It is become a 'industry'. People don't know that the number of 'productive' members of society are the one's most targeted for the fines programs, not because they are white, but because they generate revenue for the judiciary and local gov't. In the county I visit relatives in, there are over one half of all cells occupied by people who 'missed' a phone call or were late to an appointment with Probation. Some are in the fifth year of their one year sentence of probation. Why? It is a revenue generating gig, not justice. they have steady jobs and so will be guaranteed to have money to pay in 'fines' and costs'. Consequently , they are deliberately held in this state of indentured servitude perpetually.

The whole Country is like this in macroscopic form. The system is breaking down, and the age of THX1138 is here, where one's 'cost' is the determining factor of who and when they go to prison. The millions in the system all know how un-just it is and they comprise a Party larger than either the Reps. or Dems. Wake them up and you have the 60's all over again, with a vengeance. Society can and should condemn criminal behavior, but if the intent is to make slaves for missing a telephone call, then the injustice must be addressed or will find vent in some other way.

Your friends treatment is common. His best option though is to stay straight and get free of it, not perpetuate the behaviors that got it all started. Grin and bear it like a bad relationship, till he can get free of it.
on Apr 06, 2004
You are so right, Wahkanta!

The "Prison Industrial Complex" has merged with the Military Industrial Complex(Wackenhut and Haliburton are two of many examples of companies that make billions off our taxes by providing different forms of 'security,' which translate as scams of incarceration and incapacitation.

My point is that we CAN do something about all this, if we'll just be stalwart in relating to each other and standing for each other. I hesitate to imagine a future where we don't become more socially responsive and responsible. Thanks for responding!
on Apr 06, 2004
An extraordinary blog with a most important message. Good luck, JU will improve in dignity with your input. I give it an insightful.
on Apr 06, 2004
Thank you sir!

High praise from the maestro.

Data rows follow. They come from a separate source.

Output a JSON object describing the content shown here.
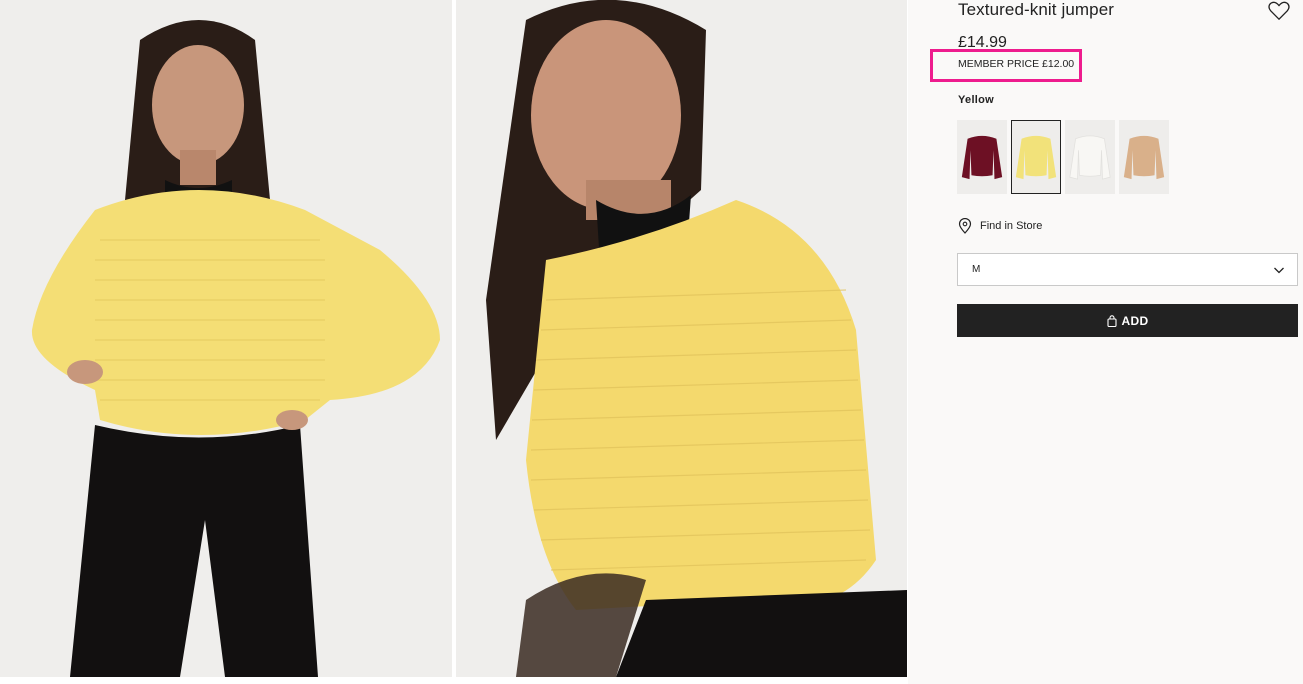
{
  "product": {
    "title": "Textured-knit jumper",
    "price": "£14.99",
    "member_price": "MEMBER PRICE £12.00",
    "color_label": "Yellow",
    "highlight_color": "#ee1c8e"
  },
  "swatches": [
    {
      "name": "burgundy",
      "color": "#6d1024",
      "selected": false
    },
    {
      "name": "yellow",
      "color": "#f2e27a",
      "selected": true
    },
    {
      "name": "white",
      "color": "#f4f3f0",
      "selected": false
    },
    {
      "name": "beige",
      "color": "#d9b08a",
      "selected": false
    }
  ],
  "store": {
    "label": "Find in Store",
    "icon": "location-pin-icon"
  },
  "size": {
    "selected": "M",
    "icon": "chevron-down-icon"
  },
  "cart": {
    "add_label": "ADD",
    "icon": "shopping-bag-icon"
  },
  "icons": {
    "favorite": "heart-icon"
  },
  "colors": {
    "button_bg": "#222222",
    "page_bg": "#faf9f8"
  }
}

I like what Octavio Paz said once: "He dreamed, dreaming not to remember his true life of lies,
but to remember his lying life of truths."
on Oct 08, 2004
"The Will to Overcome Hopelessness Has to Be Our Own"

I'm thinking this one needs to be bumped, Jimbo, until I can feature you!